# DATA SUPPLIED:
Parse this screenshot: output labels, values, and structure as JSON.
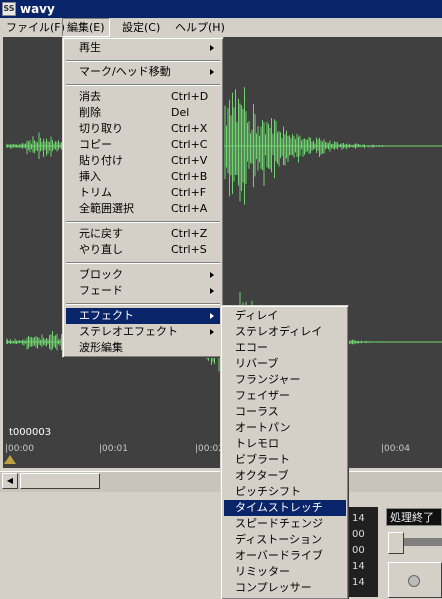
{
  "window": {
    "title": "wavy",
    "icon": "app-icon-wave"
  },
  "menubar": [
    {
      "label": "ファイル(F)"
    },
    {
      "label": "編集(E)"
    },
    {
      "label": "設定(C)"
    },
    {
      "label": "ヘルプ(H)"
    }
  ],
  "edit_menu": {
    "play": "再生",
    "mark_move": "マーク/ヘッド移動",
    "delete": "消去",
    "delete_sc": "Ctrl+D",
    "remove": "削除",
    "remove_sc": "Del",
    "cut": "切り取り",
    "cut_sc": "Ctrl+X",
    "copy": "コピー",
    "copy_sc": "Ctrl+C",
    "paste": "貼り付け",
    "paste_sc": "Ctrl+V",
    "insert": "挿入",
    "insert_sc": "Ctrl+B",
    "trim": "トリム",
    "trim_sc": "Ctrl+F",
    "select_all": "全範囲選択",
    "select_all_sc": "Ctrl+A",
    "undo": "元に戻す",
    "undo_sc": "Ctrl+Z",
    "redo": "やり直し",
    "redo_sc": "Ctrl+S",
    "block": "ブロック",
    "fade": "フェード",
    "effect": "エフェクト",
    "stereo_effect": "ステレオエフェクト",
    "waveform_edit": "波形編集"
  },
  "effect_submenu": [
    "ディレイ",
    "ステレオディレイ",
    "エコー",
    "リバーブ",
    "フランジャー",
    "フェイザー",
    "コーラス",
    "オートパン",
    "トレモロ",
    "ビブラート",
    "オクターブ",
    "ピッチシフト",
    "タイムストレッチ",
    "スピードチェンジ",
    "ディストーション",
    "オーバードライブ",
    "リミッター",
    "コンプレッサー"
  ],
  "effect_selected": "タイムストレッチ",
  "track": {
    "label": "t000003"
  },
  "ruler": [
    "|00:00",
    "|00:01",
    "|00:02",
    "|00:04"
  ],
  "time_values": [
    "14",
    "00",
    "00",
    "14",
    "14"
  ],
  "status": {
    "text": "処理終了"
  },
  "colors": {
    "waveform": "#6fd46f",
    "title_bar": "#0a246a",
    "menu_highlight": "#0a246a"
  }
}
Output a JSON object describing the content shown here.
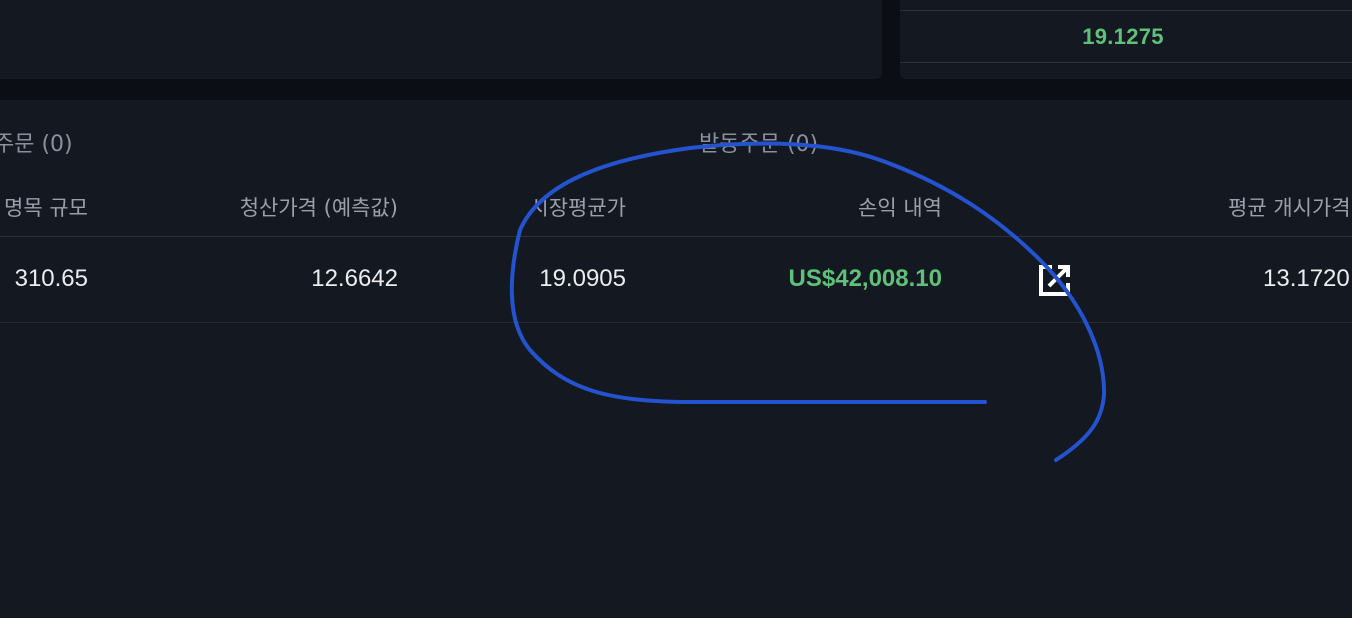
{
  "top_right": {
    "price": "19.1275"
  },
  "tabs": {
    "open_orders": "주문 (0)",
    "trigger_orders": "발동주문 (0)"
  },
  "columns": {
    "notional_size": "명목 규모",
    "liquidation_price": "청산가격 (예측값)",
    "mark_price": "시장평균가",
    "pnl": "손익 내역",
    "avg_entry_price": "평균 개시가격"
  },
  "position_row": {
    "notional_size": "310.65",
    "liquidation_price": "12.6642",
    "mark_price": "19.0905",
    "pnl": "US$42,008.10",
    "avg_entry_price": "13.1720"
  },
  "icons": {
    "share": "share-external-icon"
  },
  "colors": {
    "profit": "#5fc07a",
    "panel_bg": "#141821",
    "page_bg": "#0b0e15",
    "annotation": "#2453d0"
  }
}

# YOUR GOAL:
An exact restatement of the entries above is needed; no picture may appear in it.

# ANSWER BELOW:
Parse this screenshot: output labels, values, and structure as JSON.
{
  "window": {
    "title": "wavy",
    "icon": "app-icon-wave"
  },
  "menubar": [
    {
      "label": "ファイル(F)"
    },
    {
      "label": "編集(E)"
    },
    {
      "label": "設定(C)"
    },
    {
      "label": "ヘルプ(H)"
    }
  ],
  "edit_menu": {
    "play": "再生",
    "mark_move": "マーク/ヘッド移動",
    "delete": "消去",
    "delete_sc": "Ctrl+D",
    "remove": "削除",
    "remove_sc": "Del",
    "cut": "切り取り",
    "cut_sc": "Ctrl+X",
    "copy": "コピー",
    "copy_sc": "Ctrl+C",
    "paste": "貼り付け",
    "paste_sc": "Ctrl+V",
    "insert": "挿入",
    "insert_sc": "Ctrl+B",
    "trim": "トリム",
    "trim_sc": "Ctrl+F",
    "select_all": "全範囲選択",
    "select_all_sc": "Ctrl+A",
    "undo": "元に戻す",
    "undo_sc": "Ctrl+Z",
    "redo": "やり直し",
    "redo_sc": "Ctrl+S",
    "block": "ブロック",
    "fade": "フェード",
    "effect": "エフェクト",
    "stereo_effect": "ステレオエフェクト",
    "waveform_edit": "波形編集"
  },
  "effect_submenu": [
    "ディレイ",
    "ステレオディレイ",
    "エコー",
    "リバーブ",
    "フランジャー",
    "フェイザー",
    "コーラス",
    "オートパン",
    "トレモロ",
    "ビブラート",
    "オクターブ",
    "ピッチシフト",
    "タイムストレッチ",
    "スピードチェンジ",
    "ディストーション",
    "オーバードライブ",
    "リミッター",
    "コンプレッサー"
  ],
  "effect_selected": "タイムストレッチ",
  "track": {
    "label": "t000003"
  },
  "ruler": [
    "|00:00",
    "|00:01",
    "|00:02",
    "|00:04"
  ],
  "time_values": [
    "14",
    "00",
    "00",
    "14",
    "14"
  ],
  "status": {
    "text": "処理終了"
  },
  "colors": {
    "waveform": "#6fd46f",
    "title_bar": "#0a246a",
    "menu_highlight": "#0a246a"
  }
}
Output a JSON object describing the content shown here.
{
  "top_right": {
    "price": "19.1275"
  },
  "tabs": {
    "open_orders": "주문 (0)",
    "trigger_orders": "발동주문 (0)"
  },
  "columns": {
    "notional_size": "명목 규모",
    "liquidation_price": "청산가격 (예측값)",
    "mark_price": "시장평균가",
    "pnl": "손익 내역",
    "avg_entry_price": "평균 개시가격"
  },
  "position_row": {
    "notional_size": "310.65",
    "liquidation_price": "12.6642",
    "mark_price": "19.0905",
    "pnl": "US$42,008.10",
    "avg_entry_price": "13.1720"
  },
  "icons": {
    "share": "share-external-icon"
  },
  "colors": {
    "profit": "#5fc07a",
    "panel_bg": "#141821",
    "page_bg": "#0b0e15",
    "annotation": "#2453d0"
  }
}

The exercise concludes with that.